On 19 March, the Court of Justice of the European Union (CJEU) delivered its judgmentregarding, inter alia, the threshold for suspending the transfer of an asylum applicant under the Dublin III Regulation based on the living conditions of beneficiaries of international protection in the Member State responsible, as well as the requirements for extending the time limit for transfer.
The applicant, a Gambian national, had applied for asylum in Italy and Germany. The German authorities rejected the application as inadmissible and ordered the applicant’s transfer to Italy. On appeal, the applicant argued that Germany had become the Member State responsible due to the expiry of the time limit for transfer of 6 months and that, in any case, he could not be transferred to Italy due to the systemic deficiencies and living conditions beneficiaries of international protection are facing there. At the second instance, a request was submitted before the CJEU for a preliminary ruling on the interpretation of Articles 3(2) and 29(1) and (2) of the Dublin III Regulation as well as Article 4 of the Charter of Fundamental Rights of the European Union (CFR).
The CJEU first ruled that, according to its case law, an asylum applicant may not be transferred under the Dublin III Regulation to the Member State responsible for processing their application, if the living conditions would expose them to a situation of extreme material poverty amounting to inhuman or degrading treatment within the meaning of Article 4 CFR. In this regard, the Court held that the threshold was only met where such deficiencies, in light of all the circumstances of the individual case, attained a particularly high level of severity beyond a high degree of insecurity or a significant degradation of living conditions. The latter finding is also supported by the jurisprudence of the European Court of Human Rights. Correspondingly, national courts had the obligation to examine, on the basis of information that is objective, reliable, specific and properly updated and having regard to the standard of protection of fundamental rights guaranteed by EU law, whether there was a real risk for the applicant to find himself in such situation of extreme material poverty.
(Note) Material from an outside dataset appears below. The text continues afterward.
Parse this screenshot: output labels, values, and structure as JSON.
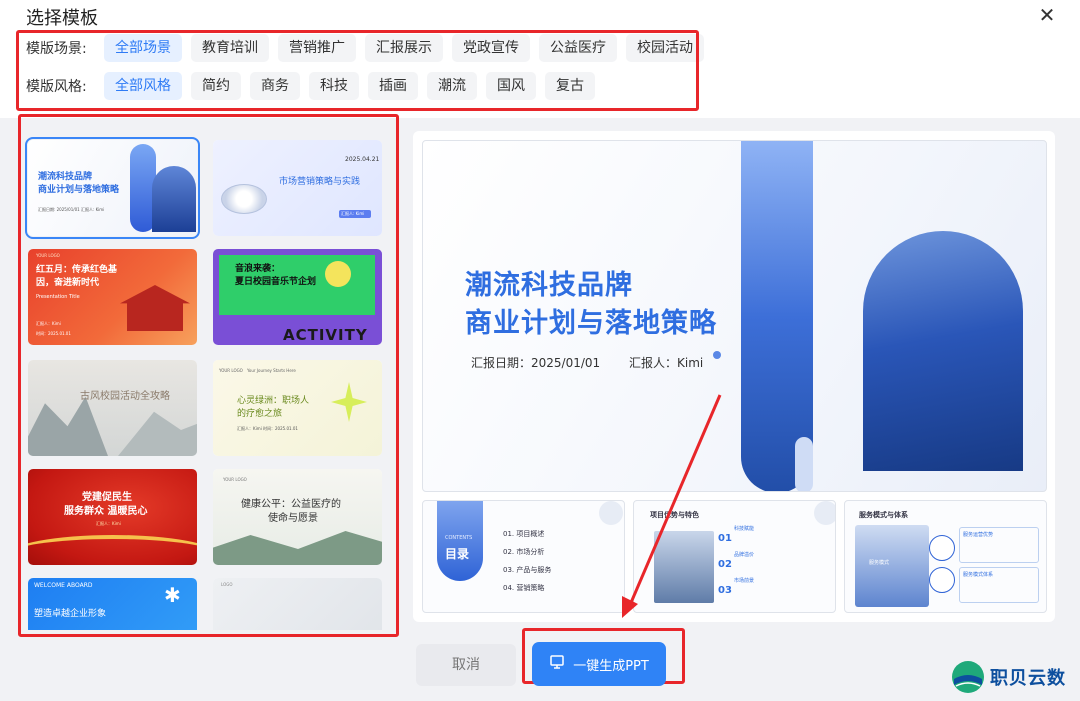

With regard to the extension of the time limit for transfer, the Court noted, inter alia, that an applicant ‘absconds’ when they deliberately evade the reach of the national authorities responsible for carrying out the transfer. This may be presumed when the applicant has left the accommodation allocated to them without informing the competent authorities, provided that they have been informed of this obligation. However, under such circumstances the applicant retains the possibility to demonstrate that there were valid reasons for not informing the authorities of his absence and that he did not have the intention to evade the reach of those authorities.